We know that more refugees are on their way from Northern Africa and the Middle East and that the refugee crisis will get worse before it gets better. We recognise that this is a global problem with an estimated 65 million refugees worldwide. We are also aware that much of the refugee problem is being dealt with in countries that can ill afford to take them e.g. hundreds of thousands of refugees from South Sudan who are being cared for in Uganda. Sustainable, long term solutions, rather than one off action, are required.
Any sustainable long term solution requires recognition of the underlying reasons that refugees travel specifically to Calais; many have close family or community ties to the UK, have served with the British army in Afghanistan, have lived in the UK previously etc. To date the UK has refused to take any responsibility for these people who are now in desperate need through no fault of their own.
There is no morally acceptable reason why the UK should not do its fair share to help out in what has now become the greatest humanitarian crisis of our time. This applies equally to Calais as it does to the refugee crisis across the whole of Europe.
We must work towards providing safe passage for genuine refugees and establishing a means whereby those in genuine need of UK asylum can be safely processed without the need for them to risk their lives by attempting to enter the UK illegally. This would benefit the hauliers, the police and border forces as well as the refugees.
Until the UK government recognises the vital role it can and must play to achieve a longer-term solution, the situation only looks to worsen.
“Abdo” age 26 left Sudan shortly after the militia arrived at his village. He said they razed everything to the ground. “Even the trees were on fire.” Everyone just ran and in the confusion he was separated from his family who he hasn’t seen since.
In February when the French police demolished his small shelter in the southern zone of the “jungle” it brought back these painful memories. Once again there was nothing he could do to stop the destruction of the tiny bit of normality that was his life. Once again he was subject to violence and fear.

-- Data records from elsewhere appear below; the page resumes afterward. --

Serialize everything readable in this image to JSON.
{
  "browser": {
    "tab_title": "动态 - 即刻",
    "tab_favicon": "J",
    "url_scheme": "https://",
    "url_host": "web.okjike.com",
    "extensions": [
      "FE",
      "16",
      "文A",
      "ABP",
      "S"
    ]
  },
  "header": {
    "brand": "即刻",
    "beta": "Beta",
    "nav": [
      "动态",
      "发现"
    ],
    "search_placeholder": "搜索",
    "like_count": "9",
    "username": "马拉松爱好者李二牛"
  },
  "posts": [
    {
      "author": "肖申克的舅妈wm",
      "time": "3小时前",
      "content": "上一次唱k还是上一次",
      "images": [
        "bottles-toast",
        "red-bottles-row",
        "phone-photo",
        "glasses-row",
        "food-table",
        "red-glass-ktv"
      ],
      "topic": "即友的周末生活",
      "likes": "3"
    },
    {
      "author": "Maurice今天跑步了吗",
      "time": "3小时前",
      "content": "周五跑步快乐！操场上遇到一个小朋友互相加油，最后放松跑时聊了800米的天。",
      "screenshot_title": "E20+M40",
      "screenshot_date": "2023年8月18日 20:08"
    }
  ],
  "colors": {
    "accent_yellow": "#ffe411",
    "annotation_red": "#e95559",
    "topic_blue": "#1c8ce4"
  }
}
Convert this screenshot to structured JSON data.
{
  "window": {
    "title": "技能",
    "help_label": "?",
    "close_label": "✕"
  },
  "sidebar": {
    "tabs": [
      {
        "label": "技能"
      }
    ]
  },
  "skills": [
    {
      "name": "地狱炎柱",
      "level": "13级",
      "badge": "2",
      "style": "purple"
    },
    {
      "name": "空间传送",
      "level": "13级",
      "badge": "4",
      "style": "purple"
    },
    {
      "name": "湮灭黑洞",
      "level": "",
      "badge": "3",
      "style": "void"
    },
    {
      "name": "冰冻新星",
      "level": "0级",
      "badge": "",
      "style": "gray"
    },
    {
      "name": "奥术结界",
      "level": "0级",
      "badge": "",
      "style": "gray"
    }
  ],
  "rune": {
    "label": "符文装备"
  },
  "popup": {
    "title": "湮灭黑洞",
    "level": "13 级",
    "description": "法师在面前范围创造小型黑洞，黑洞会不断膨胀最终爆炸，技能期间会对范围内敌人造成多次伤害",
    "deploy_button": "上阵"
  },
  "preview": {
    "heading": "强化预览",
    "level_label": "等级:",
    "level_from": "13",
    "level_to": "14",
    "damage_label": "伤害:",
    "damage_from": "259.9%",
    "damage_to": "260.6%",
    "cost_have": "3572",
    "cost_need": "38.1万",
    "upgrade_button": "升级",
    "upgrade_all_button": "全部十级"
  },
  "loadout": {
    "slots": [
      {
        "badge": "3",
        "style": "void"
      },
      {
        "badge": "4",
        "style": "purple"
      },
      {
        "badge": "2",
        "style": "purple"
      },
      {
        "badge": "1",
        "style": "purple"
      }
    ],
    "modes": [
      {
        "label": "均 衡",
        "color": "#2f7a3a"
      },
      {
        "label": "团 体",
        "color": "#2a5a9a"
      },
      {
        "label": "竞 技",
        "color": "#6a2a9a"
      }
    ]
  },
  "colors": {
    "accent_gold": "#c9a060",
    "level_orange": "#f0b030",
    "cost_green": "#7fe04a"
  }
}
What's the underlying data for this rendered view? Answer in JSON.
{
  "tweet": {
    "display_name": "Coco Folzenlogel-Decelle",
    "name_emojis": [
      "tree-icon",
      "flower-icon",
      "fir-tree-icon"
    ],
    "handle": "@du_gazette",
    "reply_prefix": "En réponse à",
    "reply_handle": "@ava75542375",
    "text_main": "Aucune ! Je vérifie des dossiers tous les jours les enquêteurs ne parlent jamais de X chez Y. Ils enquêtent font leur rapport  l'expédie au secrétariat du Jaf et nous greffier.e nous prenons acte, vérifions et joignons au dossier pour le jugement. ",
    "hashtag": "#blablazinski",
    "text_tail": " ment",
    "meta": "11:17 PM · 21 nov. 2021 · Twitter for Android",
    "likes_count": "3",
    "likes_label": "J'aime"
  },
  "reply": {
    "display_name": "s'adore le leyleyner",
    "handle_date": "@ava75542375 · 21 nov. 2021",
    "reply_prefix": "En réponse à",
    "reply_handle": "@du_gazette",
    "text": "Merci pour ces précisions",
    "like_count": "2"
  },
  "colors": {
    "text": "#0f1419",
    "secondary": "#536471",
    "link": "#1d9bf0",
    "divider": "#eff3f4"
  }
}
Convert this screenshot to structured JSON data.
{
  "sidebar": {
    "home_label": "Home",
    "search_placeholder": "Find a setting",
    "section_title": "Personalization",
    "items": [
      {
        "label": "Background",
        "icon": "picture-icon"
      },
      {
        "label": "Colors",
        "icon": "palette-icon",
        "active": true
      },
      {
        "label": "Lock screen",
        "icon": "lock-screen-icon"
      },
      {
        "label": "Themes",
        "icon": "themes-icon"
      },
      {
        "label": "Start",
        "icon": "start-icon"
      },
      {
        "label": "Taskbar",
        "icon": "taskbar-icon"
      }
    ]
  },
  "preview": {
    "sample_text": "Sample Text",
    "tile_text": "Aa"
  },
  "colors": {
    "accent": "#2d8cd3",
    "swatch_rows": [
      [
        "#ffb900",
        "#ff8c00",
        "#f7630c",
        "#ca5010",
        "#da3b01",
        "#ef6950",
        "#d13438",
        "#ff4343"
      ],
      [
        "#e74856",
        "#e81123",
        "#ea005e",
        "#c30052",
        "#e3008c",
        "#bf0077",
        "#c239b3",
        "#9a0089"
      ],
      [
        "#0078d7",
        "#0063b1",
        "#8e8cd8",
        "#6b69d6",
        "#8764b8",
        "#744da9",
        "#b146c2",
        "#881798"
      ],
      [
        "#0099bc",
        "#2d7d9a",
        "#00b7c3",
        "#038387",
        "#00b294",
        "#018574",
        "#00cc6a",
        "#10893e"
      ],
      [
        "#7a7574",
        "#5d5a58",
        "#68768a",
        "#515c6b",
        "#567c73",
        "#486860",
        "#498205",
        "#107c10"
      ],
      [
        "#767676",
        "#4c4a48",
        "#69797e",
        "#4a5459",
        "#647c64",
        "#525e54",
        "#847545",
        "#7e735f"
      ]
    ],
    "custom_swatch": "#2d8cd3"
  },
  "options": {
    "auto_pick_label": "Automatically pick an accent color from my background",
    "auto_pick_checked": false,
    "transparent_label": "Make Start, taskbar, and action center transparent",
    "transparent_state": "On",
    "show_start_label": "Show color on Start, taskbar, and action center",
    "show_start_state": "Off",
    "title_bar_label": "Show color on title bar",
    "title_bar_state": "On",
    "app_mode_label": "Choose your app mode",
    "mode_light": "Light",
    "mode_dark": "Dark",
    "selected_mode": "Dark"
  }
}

After they had gone we had nowhere for him to sleep so I led him to the mosque. I offered him some food and a blanket. He sat on the floor and turned away the food I had brought for him. He said “I don’t care anymore.” Not even enough to eat. I never want to see a grown man that despondent again. He had given up all hope. This is just one reason why demolishing their homes is such a cruel thing to do to a refugee. They are here because they lost their homes once. Please don’t let it happen again.
I ask you, as the Home Secretary, and the UK Government to find a sustainable long-term humanitarian solution that takes into account the well-being of all of those involved; the hauliers, the residents of Calais, the holidaymakers and of course, above all the refugees themselves.
I am sending a copy of this letter to Rt Hon Priti Patel, Secretary of State for International Development as clearly the refugee crisis has enormous implications for her department.
(1) A recent study by MSF on the Calais camp inhabitants identified that 51% of those interviewed had strong family ties to the UK. (Bouhenia M. Description of health problems and violence endured by refugees during their journey across Europe and in Calais, Nord-Pas-de-Calais region, France. In: MSF Scientific Day. London: F1000; 2016. Available at: https://f1000research.com/slides/5-928 Accessed September 29, 2016)
(2) A report into the operation of the welcome centres following the February 2016 evictions showed 45% of refugees leaving to return to Calais
(3) Alarcon C. The Unknown Knowns. London: Refugee Rights Data Project; 2016. Available at: http://refugeerights.org.uk/wp-content/uploads/2016/09/RRDP_TheUnknownKnowns.pdf Accessed September 29, 2016.
(4) Andersson R. Europe’s failed ‘fight’ against irregular migration: ethnographic notes on a counterproductive industry. Journal of Ethnic and Migration Studies. 2016;42(7):1055-1075. doi:10.1080/1369183x.2016.1139446. »